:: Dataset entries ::
======

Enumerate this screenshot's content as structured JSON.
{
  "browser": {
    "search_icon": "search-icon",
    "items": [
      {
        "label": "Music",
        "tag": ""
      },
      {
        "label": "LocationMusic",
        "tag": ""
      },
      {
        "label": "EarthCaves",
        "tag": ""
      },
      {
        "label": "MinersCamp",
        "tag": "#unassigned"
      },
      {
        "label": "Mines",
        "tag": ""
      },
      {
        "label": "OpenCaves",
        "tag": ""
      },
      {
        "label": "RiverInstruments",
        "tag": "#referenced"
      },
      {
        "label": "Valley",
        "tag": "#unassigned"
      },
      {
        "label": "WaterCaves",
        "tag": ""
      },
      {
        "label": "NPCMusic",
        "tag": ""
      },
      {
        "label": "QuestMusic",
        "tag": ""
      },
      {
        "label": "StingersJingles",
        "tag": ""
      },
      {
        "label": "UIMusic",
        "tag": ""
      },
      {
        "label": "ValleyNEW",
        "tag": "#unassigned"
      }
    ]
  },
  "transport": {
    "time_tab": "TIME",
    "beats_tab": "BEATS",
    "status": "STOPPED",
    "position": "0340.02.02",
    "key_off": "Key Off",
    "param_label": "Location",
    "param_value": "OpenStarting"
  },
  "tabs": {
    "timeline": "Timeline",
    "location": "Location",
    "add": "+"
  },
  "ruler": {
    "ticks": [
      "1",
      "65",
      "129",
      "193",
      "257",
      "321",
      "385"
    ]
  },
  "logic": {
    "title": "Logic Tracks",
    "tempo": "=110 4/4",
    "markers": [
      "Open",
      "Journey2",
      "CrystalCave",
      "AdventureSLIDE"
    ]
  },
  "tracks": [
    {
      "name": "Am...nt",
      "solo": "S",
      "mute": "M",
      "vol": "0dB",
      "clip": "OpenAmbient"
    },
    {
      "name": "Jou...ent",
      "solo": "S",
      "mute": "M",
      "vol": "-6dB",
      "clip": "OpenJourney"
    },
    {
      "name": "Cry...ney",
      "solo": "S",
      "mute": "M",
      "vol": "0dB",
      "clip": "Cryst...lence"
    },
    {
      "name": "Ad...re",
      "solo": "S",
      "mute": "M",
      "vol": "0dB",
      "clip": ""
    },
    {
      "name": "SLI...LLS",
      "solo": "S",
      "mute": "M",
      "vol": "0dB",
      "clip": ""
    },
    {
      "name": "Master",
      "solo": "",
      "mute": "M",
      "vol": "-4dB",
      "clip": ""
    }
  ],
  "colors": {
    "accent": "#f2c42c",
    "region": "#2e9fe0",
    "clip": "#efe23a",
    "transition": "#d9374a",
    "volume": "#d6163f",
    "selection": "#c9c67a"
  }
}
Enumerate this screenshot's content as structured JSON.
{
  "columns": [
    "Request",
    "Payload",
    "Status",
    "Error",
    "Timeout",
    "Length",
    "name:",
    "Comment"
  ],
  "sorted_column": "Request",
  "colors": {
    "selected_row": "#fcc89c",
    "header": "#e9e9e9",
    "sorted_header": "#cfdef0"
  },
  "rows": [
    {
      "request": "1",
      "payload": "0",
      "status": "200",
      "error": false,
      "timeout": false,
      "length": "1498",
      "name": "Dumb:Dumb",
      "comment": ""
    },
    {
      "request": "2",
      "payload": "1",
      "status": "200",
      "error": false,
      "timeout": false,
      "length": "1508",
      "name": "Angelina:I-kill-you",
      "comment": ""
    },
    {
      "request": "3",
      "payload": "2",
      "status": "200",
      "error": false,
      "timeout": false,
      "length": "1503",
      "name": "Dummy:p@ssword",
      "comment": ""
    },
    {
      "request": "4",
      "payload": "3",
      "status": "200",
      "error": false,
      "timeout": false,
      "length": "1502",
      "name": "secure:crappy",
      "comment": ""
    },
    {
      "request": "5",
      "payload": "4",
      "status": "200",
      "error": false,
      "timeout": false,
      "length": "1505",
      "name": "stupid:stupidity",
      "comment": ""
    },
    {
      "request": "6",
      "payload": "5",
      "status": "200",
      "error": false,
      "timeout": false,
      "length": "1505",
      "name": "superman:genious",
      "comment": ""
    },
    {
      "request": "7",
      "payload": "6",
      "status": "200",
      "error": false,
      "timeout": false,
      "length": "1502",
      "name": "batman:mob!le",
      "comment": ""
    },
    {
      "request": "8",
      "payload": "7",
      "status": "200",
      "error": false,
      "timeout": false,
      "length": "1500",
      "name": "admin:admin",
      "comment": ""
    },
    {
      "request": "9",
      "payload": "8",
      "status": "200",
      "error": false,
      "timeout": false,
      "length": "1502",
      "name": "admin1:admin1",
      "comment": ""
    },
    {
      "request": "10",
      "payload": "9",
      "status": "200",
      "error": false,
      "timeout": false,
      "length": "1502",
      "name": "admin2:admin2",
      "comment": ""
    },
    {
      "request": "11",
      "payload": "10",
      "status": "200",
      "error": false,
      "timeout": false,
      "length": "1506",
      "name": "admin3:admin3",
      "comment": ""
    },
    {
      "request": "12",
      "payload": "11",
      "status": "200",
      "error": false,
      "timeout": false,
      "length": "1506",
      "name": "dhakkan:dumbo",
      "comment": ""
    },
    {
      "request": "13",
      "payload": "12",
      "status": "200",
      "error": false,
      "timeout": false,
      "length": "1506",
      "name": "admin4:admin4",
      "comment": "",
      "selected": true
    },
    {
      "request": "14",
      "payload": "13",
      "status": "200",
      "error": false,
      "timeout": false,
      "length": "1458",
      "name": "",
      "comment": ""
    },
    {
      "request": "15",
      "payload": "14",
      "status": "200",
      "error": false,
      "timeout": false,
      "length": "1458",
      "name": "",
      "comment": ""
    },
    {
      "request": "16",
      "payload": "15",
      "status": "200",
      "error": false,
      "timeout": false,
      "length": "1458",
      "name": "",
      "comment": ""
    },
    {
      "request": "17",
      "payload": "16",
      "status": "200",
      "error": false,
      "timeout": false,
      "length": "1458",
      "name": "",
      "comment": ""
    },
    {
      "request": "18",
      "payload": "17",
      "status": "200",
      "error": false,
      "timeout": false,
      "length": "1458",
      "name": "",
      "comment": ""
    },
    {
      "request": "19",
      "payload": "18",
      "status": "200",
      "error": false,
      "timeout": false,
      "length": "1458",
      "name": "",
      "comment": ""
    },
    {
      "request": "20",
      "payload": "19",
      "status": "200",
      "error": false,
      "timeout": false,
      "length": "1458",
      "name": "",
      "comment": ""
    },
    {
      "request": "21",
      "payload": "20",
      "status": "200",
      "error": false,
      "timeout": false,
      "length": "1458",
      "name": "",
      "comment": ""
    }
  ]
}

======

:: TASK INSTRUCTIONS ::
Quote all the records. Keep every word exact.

:: COMPLETED TASK ::
Enumerate this screenshot's content as structured JSON.
{
  "browser": {
    "search_icon": "search-icon",
    "items": [
      {
        "label": "Music",
        "tag": ""
      },
      {
        "label": "LocationMusic",
        "tag": ""
      },
      {
        "label": "EarthCaves",
        "tag": ""
      },
      {
        "label": "MinersCamp",
        "tag": "#unassigned"
      },
      {
        "label": "Mines",
        "tag": ""
      },
      {
        "label": "OpenCaves",
        "tag": ""
      },
      {
        "label": "RiverInstruments",
        "tag": "#referenced"
      },
      {
        "label": "Valley",
        "tag": "#unassigned"
      },
      {
        "label": "WaterCaves",
        "tag": ""
      },
      {
        "label": "NPCMusic",
        "tag": ""
      },
      {
        "label": "QuestMusic",
        "tag": ""
      },
      {
        "label": "StingersJingles",
        "tag": ""
      },
      {
        "label": "UIMusic",
        "tag": ""
      },
      {
        "label": "ValleyNEW",
        "tag": "#unassigned"
      }
    ]
  },
  "transport": {
    "time_tab": "TIME",
    "beats_tab": "BEATS",
    "status": "STOPPED",
    "position": "0340.02.02",
    "key_off": "Key Off",
    "param_label": "Location",
    "param_value": "OpenStarting"
  },
  "tabs": {
    "timeline": "Timeline",
    "location": "Location",
    "add": "+"
  },
  "ruler": {
    "ticks": [
      "1",
      "65",
      "129",
      "193",
      "257",
      "321",
      "385"
    ]
  },
  "logic": {
    "title": "Logic Tracks",
    "tempo": "=110 4/4",
    "markers": [
      "Open",
      "Journey2",
      "CrystalCave",
      "AdventureSLIDE"
    ]
  },
  "tracks": [
    {
      "name": "Am...nt",
      "solo": "S",
      "mute": "M",
      "vol": "0dB",
      "clip": "OpenAmbient"
    },
    {
      "name": "Jou...ent",
      "solo": "S",
      "mute": "M",
      "vol": "-6dB",
      "clip": "OpenJourney"
    },
    {
      "name": "Cry...ney",
      "solo": "S",
      "mute": "M",
      "vol": "0dB",
      "clip": "Cryst...lence"
    },
    {
      "name": "Ad...re",
      "solo": "S",
      "mute": "M",
      "vol": "0dB",
      "clip": ""
    },
    {
      "name": "SLI...LLS",
      "solo": "S",
      "mute": "M",
      "vol": "0dB",
      "clip": ""
    },
    {
      "name": "Master",
      "solo": "",
      "mute": "M",
      "vol": "-4dB",
      "clip": ""
    }
  ],
  "colors": {
    "accent": "#f2c42c",
    "region": "#2e9fe0",
    "clip": "#efe23a",
    "transition": "#d9374a",
    "volume": "#d6163f",
    "selection": "#c9c67a"
  }
}
Enumerate this screenshot's content as structured JSON.
{
  "columns": [
    "Request",
    "Payload",
    "Status",
    "Error",
    "Timeout",
    "Length",
    "name:",
    "Comment"
  ],
  "sorted_column": "Request",
  "colors": {
    "selected_row": "#fcc89c",
    "header": "#e9e9e9",
    "sorted_header": "#cfdef0"
  },
  "rows": [
    {
      "request": "1",
      "payload": "0",
      "status": "200",
      "error": false,
      "timeout": false,
      "length": "1498",
      "name": "Dumb:Dumb",
      "comment": ""
    },
    {
      "request": "2",
      "payload": "1",
      "status": "200",
      "error": false,
      "timeout": false,
      "length": "1508",
      "name": "Angelina:I-kill-you",
      "comment": ""
    },
    {
      "request": "3",
      "payload": "2",
      "status": "200",
      "error": false,
      "timeout": false,
      "length": "1503",
      "name": "Dummy:p@ssword",
      "comment": ""
    },
    {
      "request": "4",
      "payload": "3",
      "status": "200",
      "error": false,
      "timeout": false,
      "length": "1502",
      "name": "secure:crappy",
      "comment": ""
    },
    {
      "request": "5",
      "payload": "4",
      "status": "200",
      "error": false,
      "timeout": false,
      "length": "1505",
      "name": "stupid:stupidity",
      "comment": ""
    },
    {
      "request": "6",
      "payload": "5",
      "status": "200",
      "error": false,
      "timeout": false,
      "length": "1505",
      "name": "superman:genious",
      "comment": ""
    },
    {
      "request": "7",
      "payload": "6",
      "status": "200",
      "error": false,
      "timeout": false,
      "length": "1502",
      "name": "batman:mob!le",
      "comment": ""
    },
    {
      "request": "8",
      "payload": "7",
      "status": "200",
      "error": false,
      "timeout": false,
      "length": "1500",
      "name": "admin:admin",
      "comment": ""
    },
    {
      "request": "9",
      "payload": "8",
      "status": "200",
      "error": false,
      "timeout": false,
      "length": "1502",
      "name": "admin1:admin1",
      "comment": ""
    },
    {
      "request": "10",
      "payload": "9",
      "status": "200",
      "error": false,
      "timeout": false,
      "length": "1502",
      "name": "admin2:admin2",
      "comment": ""
    },
    {
      "request": "11",
      "payload": "10",
      "status": "200",
      "error": false,
      "timeout": false,
      "length": "1506",
      "name": "admin3:admin3",
      "comment": ""
    },
    {
      "request": "12",
      "payload": "11",
      "status": "200",
      "error": false,
      "timeout": false,
      "length": "1506",
      "name": "dhakkan:dumbo",
      "comment": ""
    },
    {
      "request": "13",
      "payload": "12",
      "status": "200",
      "error": false,
      "timeout": false,
      "length": "1506",
      "name": "admin4:admin4",
      "comment": "",
      "selected": true
    },
    {
      "request": "14",
      "payload": "13",
      "status": "200",
      "error": false,
      "timeout": false,
      "length": "1458",
      "name": "",
      "comment": ""
    },
    {
      "request": "15",
      "payload": "14",
      "status": "200",
      "error": false,
      "timeout": false,
      "length": "1458",
      "name": "",
      "comment": ""
    },
    {
      "request": "16",
      "payload": "15",
      "status": "200",
      "error": false,
      "timeout": false,
      "length": "1458",
      "name": "",
      "comment": ""
    },
    {
      "request": "17",
      "payload": "16",
      "status": "200",
      "error": false,
      "timeout": false,
      "length": "1458",
      "name": "",
      "comment": ""
    },
    {
      "request": "18",
      "payload": "17",
      "status": "200",
      "error": false,
      "timeout": false,
      "length": "1458",
      "name": "",
      "comment": ""
    },
    {
      "request": "19",
      "payload": "18",
      "status": "200",
      "error": false,
      "timeout": false,
      "length": "1458",
      "name": "",
      "comment": ""
    },
    {
      "request": "20",
      "payload": "19",
      "status": "200",
      "error": false,
      "timeout": false,
      "length": "1458",
      "name": "",
      "comment": ""
    },
    {
      "request": "21",
      "payload": "20",
      "status": "200",
      "error": false,
      "timeout": false,
      "length": "1458",
      "name": "",
      "comment": ""
    }
  ]
}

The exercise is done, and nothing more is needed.